As I transitioned over to an analyst role, I learned yet more tricks around pricing and deal negotiation. Most technologies go through a cycle of immaturity to mainstream, and finally into obsolesce. Gartner uses two models to describe this; one is the Hype Cycle which shows the technology trigger through it being a productive technology. Additionally when coupled with a Market Clock the lifecycle is visible. Market Clocks address the lifecycle of a market and how technology becomes standardized, commoditized, and eventually replaced. These constructs are useful to both end users and vendors to understand how technologies mature, and the related pricing and competition to be expected within a particular technology market. I often gave advice to vendors due to the number of licensing and pricing models I had seen, and what end users were asking. Clearly, there was always complaints by end users about any pricing model aside from open source. Everyone loves the idea of free software, yet there are many hidden costs to take into account. Which technology providers can deliver results is often more important than the licensing model.


I was fortunate enough to run the AppDynamics pricing committee for about six months, and I learned a lot about how to license and price. During this experience was the first time I had studied margins. AppDynamics software is available both on-premises and via SaaS delivery which makes the model especially interesting. Each delivery model has different margins and costs to consider. These have to be taken into account when we determine a pricing model and our discounting. I also learned, first hand, the struggles customers had with our pricing model. The net result is that regardless of how you price a solution the users complain about the pricing. There is no way to solve this problem that I have found, and it was rather depressing. The opinions are strategies across sales, product management, and marketing are all different, and each group has a differing perspective which is very challenging to rationalize.
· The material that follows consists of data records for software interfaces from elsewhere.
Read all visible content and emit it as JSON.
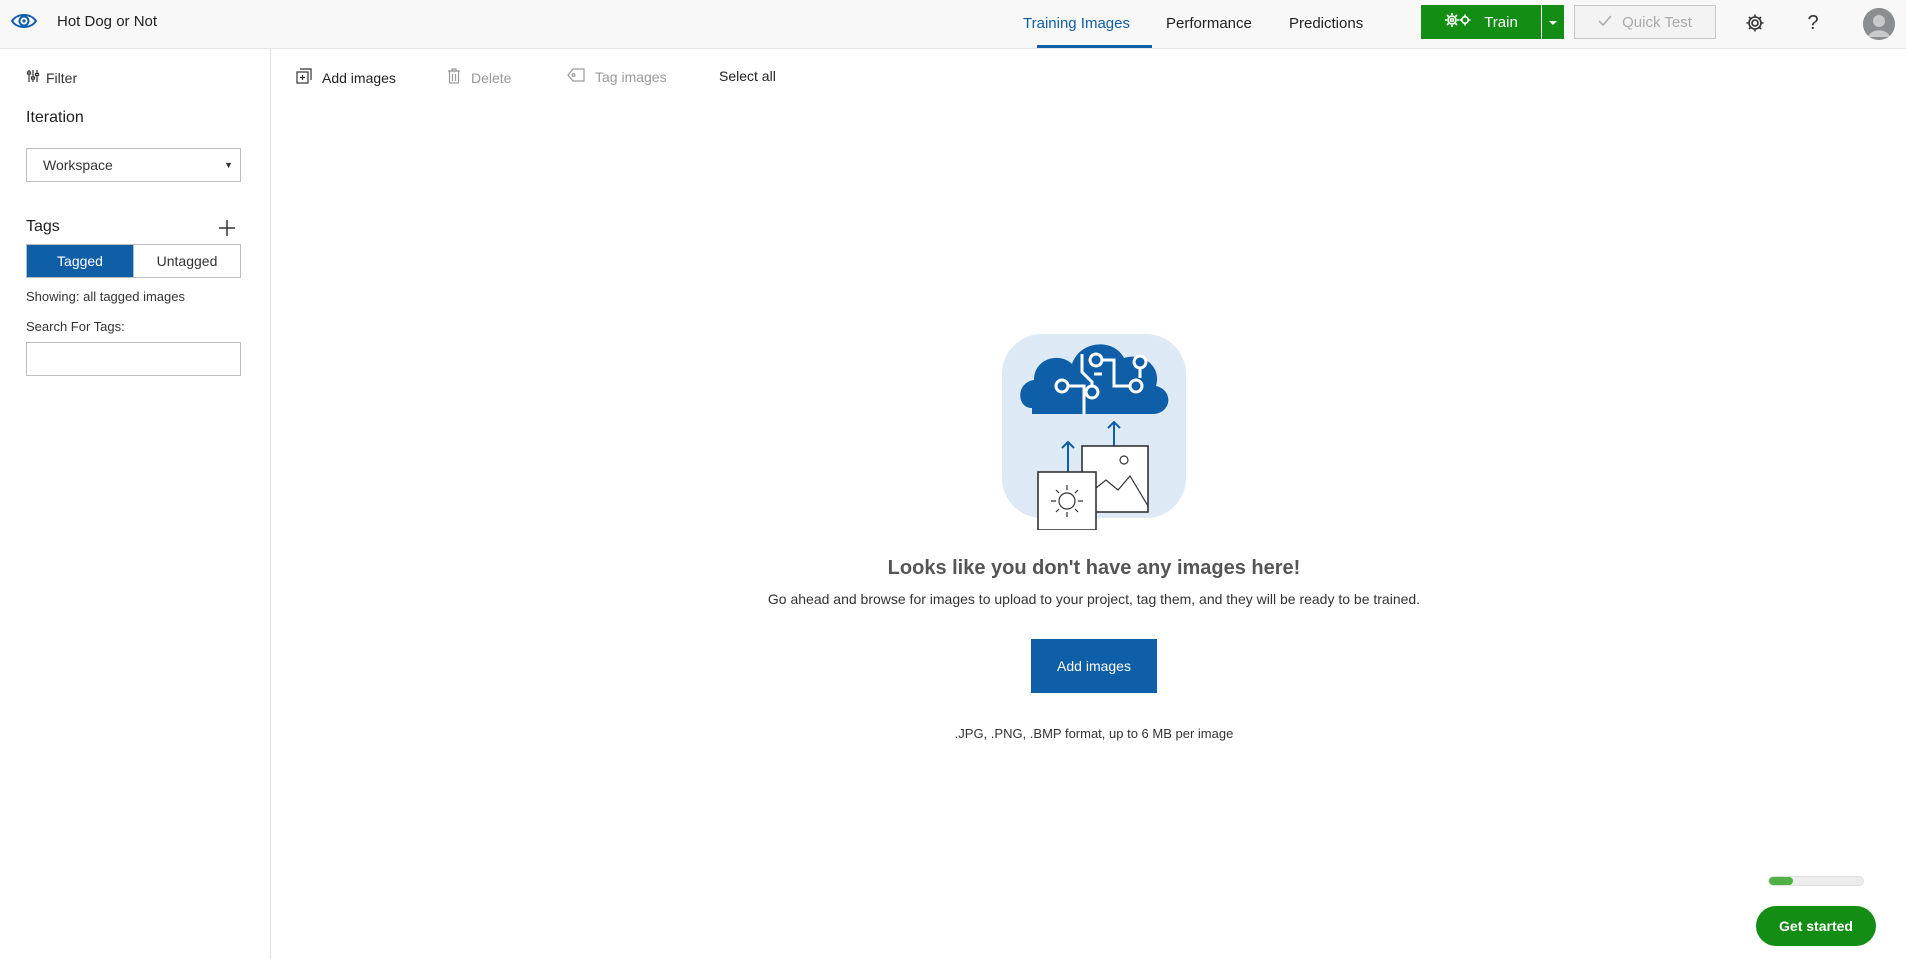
{
  "header": {
    "app_title": "Hot Dog or Not",
    "nav": [
      {
        "label": "Training Images",
        "active": true
      },
      {
        "label": "Performance",
        "active": false
      },
      {
        "label": "Predictions",
        "active": false
      }
    ],
    "train_label": "Train",
    "quick_test_label": "Quick Test",
    "icons": [
      "eye-logo-icon",
      "settings-icon",
      "help-icon",
      "avatar"
    ]
  },
  "sidebar": {
    "filter_label": "Filter",
    "iteration_title": "Iteration",
    "iteration_value": "Workspace",
    "tags_title": "Tags",
    "tag_filter": {
      "tagged": "Tagged",
      "untagged": "Untagged",
      "selected": "Tagged"
    },
    "showing_text": "Showing: all tagged images",
    "search_label": "Search For Tags:",
    "search_value": ""
  },
  "toolbar": {
    "add_images": "Add images",
    "delete": "Delete",
    "tag_images": "Tag images",
    "select_all": "Select all"
  },
  "empty_state": {
    "title": "Looks like you don't have any images here!",
    "description": "Go ahead and browse for images to upload to your project, tag them, and they will be ready to be trained.",
    "button_label": "Add images",
    "formats_note": ".JPG, .PNG, .BMP format, up to 6 MB per image"
  },
  "get_started": {
    "label": "Get started",
    "progress_fraction": 0.25
  },
  "colors": {
    "accent_blue": "#0f5ea8",
    "train_green": "#138d14",
    "progress_green": "#4fb143"
  }
}
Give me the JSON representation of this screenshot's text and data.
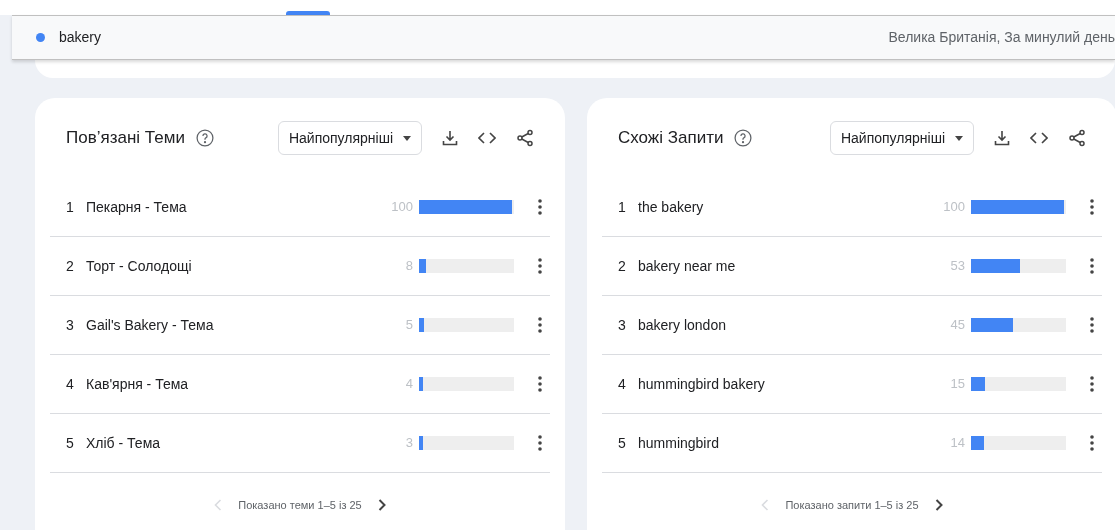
{
  "search_term": {
    "label": "bakery",
    "color": "#4285f4"
  },
  "region_period": "Велика Британія, За минулий день",
  "panels": [
    {
      "title": "Пов’язані Теми",
      "sort": "Найпопулярніші",
      "rows": [
        {
          "rank": "1",
          "label": "Пекарня - Тема",
          "value": "100",
          "level": 1
        },
        {
          "rank": "2",
          "label": "Торт - Солодощі",
          "value": "8",
          "level": 0.08
        },
        {
          "rank": "3",
          "label": "Gail's Bakery - Тема",
          "value": "5",
          "level": 0.05
        },
        {
          "rank": "4",
          "label": "Кав'ярня - Тема",
          "value": "4",
          "level": 0.04
        },
        {
          "rank": "5",
          "label": "Хліб - Тема",
          "value": "3",
          "level": 0.03
        }
      ],
      "pager": {
        "text": "Показано теми 1–5 із 25",
        "prev_disabled": true,
        "next_disabled": false
      }
    },
    {
      "title": "Схожі Запити",
      "sort": "Найпопулярніші",
      "rows": [
        {
          "rank": "1",
          "label": "the bakery",
          "value": "100",
          "level": 1
        },
        {
          "rank": "2",
          "label": "bakery near me",
          "value": "53",
          "level": 0.53
        },
        {
          "rank": "3",
          "label": "bakery london",
          "value": "45",
          "level": 0.45
        },
        {
          "rank": "4",
          "label": "hummingbird bakery",
          "value": "15",
          "level": 0.15
        },
        {
          "rank": "5",
          "label": "hummingbird",
          "value": "14",
          "level": 0.14
        }
      ],
      "pager": {
        "text": "Показано запити 1–5 із 25",
        "prev_disabled": true,
        "next_disabled": false
      }
    }
  ]
}
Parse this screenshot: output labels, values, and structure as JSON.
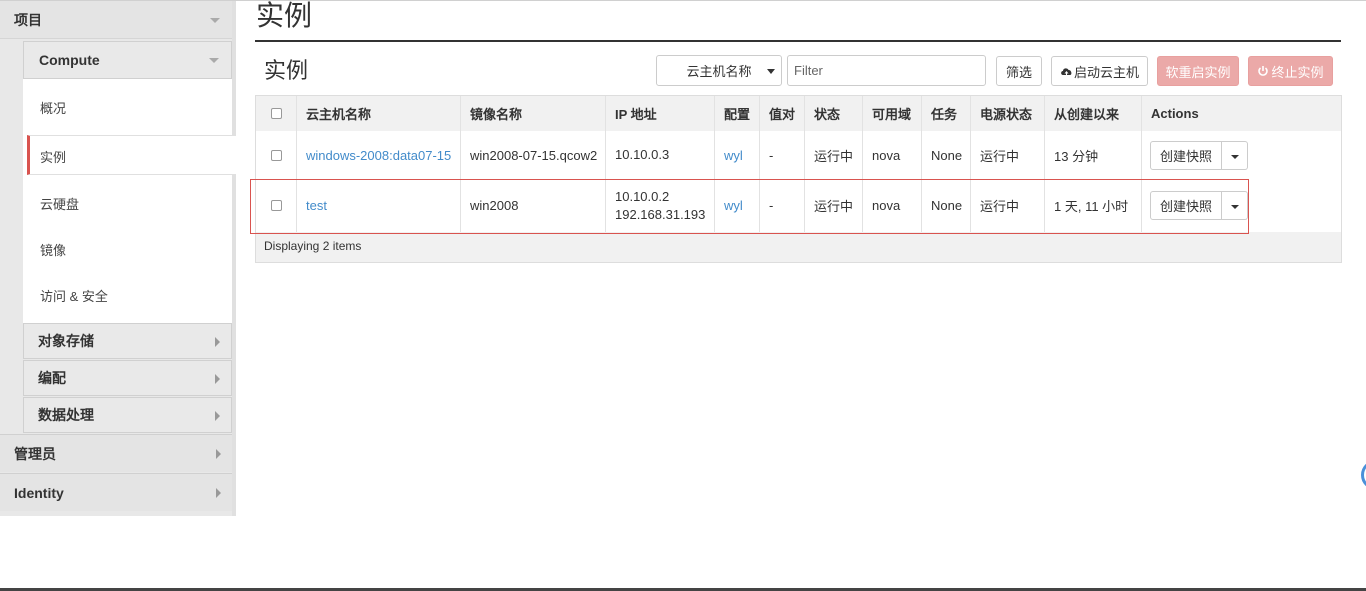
{
  "sidebar": {
    "project": "项目",
    "compute": "Compute",
    "items": [
      {
        "label": "概况"
      },
      {
        "label": "实例"
      },
      {
        "label": "云硬盘"
      },
      {
        "label": "镜像"
      },
      {
        "label": "访问 & 安全"
      }
    ],
    "subsections": [
      {
        "label": "对象存储"
      },
      {
        "label": "编配"
      },
      {
        "label": "数据处理"
      }
    ],
    "top_sections": [
      {
        "label": "管理员"
      },
      {
        "label": "Identity"
      }
    ]
  },
  "page": {
    "title": "实例",
    "table_title": "实例"
  },
  "toolbar": {
    "filter_field": "云主机名称",
    "filter_placeholder": "Filter",
    "filter_button": "筛选",
    "launch_button": "启动云主机",
    "soft_reboot_button": "软重启实例",
    "terminate_button": "终止实例"
  },
  "table": {
    "headers": [
      "云主机名称",
      "镜像名称",
      "IP 地址",
      "配置",
      "值对",
      "状态",
      "可用域",
      "任务",
      "电源状态",
      "从创建以来",
      "Actions"
    ],
    "rows": [
      {
        "name": "windows-2008:data07-15",
        "image": "win2008-07-15.qcow2",
        "ip": [
          "10.10.0.3"
        ],
        "flavor": "wyl",
        "keypair": "-",
        "status": "运行中",
        "zone": "nova",
        "task": "None",
        "power": "运行中",
        "age": "13 分钟",
        "action": "创建快照"
      },
      {
        "name": "test",
        "image": "win2008",
        "ip": [
          "10.10.0.2",
          "192.168.31.193"
        ],
        "flavor": "wyl",
        "keypair": "-",
        "status": "运行中",
        "zone": "nova",
        "task": "None",
        "power": "运行中",
        "age": "1 天, 11 小时",
        "action": "创建快照"
      }
    ],
    "footer": "Displaying 2 items"
  },
  "colors": {
    "link": "#428bca",
    "danger": "#d9534f",
    "danger_disabled": "#eba9a8"
  }
}
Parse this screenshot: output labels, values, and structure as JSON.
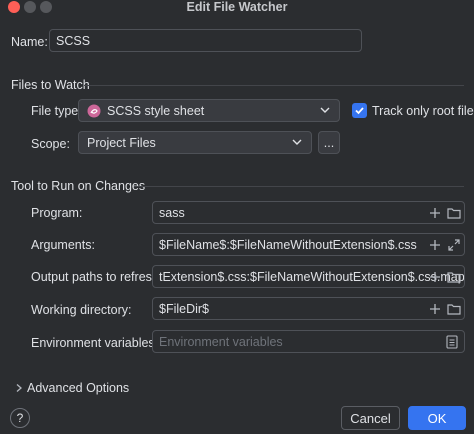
{
  "window": {
    "title": "Edit File Watcher"
  },
  "name": {
    "label": "Name:",
    "value": "SCSS"
  },
  "files_to_watch": {
    "heading": "Files to Watch",
    "file_type_label": "File type:",
    "file_type_value": "SCSS style sheet",
    "track_root_label": "Track only root files",
    "track_root_checked": true,
    "scope_label": "Scope:",
    "scope_value": "Project Files",
    "scope_more": "..."
  },
  "tool": {
    "heading": "Tool to Run on Changes",
    "program_label": "Program:",
    "program_value": "sass",
    "arguments_label": "Arguments:",
    "arguments_value": "$FileName$:$FileNameWithoutExtension$.css",
    "output_label": "Output paths to refresh:",
    "output_value": "tExtension$.css:$FileNameWithoutExtension$.css.map",
    "workdir_label": "Working directory:",
    "workdir_value": "$FileDir$",
    "env_label": "Environment variables:",
    "env_placeholder": "Environment variables"
  },
  "advanced": {
    "label": "Advanced Options"
  },
  "footer": {
    "help": "?",
    "cancel": "Cancel",
    "ok": "OK"
  },
  "colors": {
    "accent": "#3574f0",
    "background": "#2b2d30",
    "scss_icon": "#cd6799"
  }
}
I am not sad to have moved along from that responsibility :)

My Take

Every model is flawed; pricing models are inflexible and software costs too much. If you don't bundle products, then quoting and licensing become complex, yet if you bundle then, you end up with shelfware. End users want to pay for what they use, and yet they don't want commitments, they want "on-demand" pricing. Without commitments, most vendors have issues predicting revenue or demand. This is often an issue if you are using traditional hosting for the product, which most SaaS companies do to some extent for cost reasons. Software, unlike hardware, doesn't have the same type of fixed cost to deliver. The margins are different. End users and salespeople also want the model to be simple to understand, calculate, and rationalize.

I may share more secrets later, maybe around how to negotiate licenses and different ways to get leverage. Leave your comments here or via twitter @jkowall on what interests you on this topic.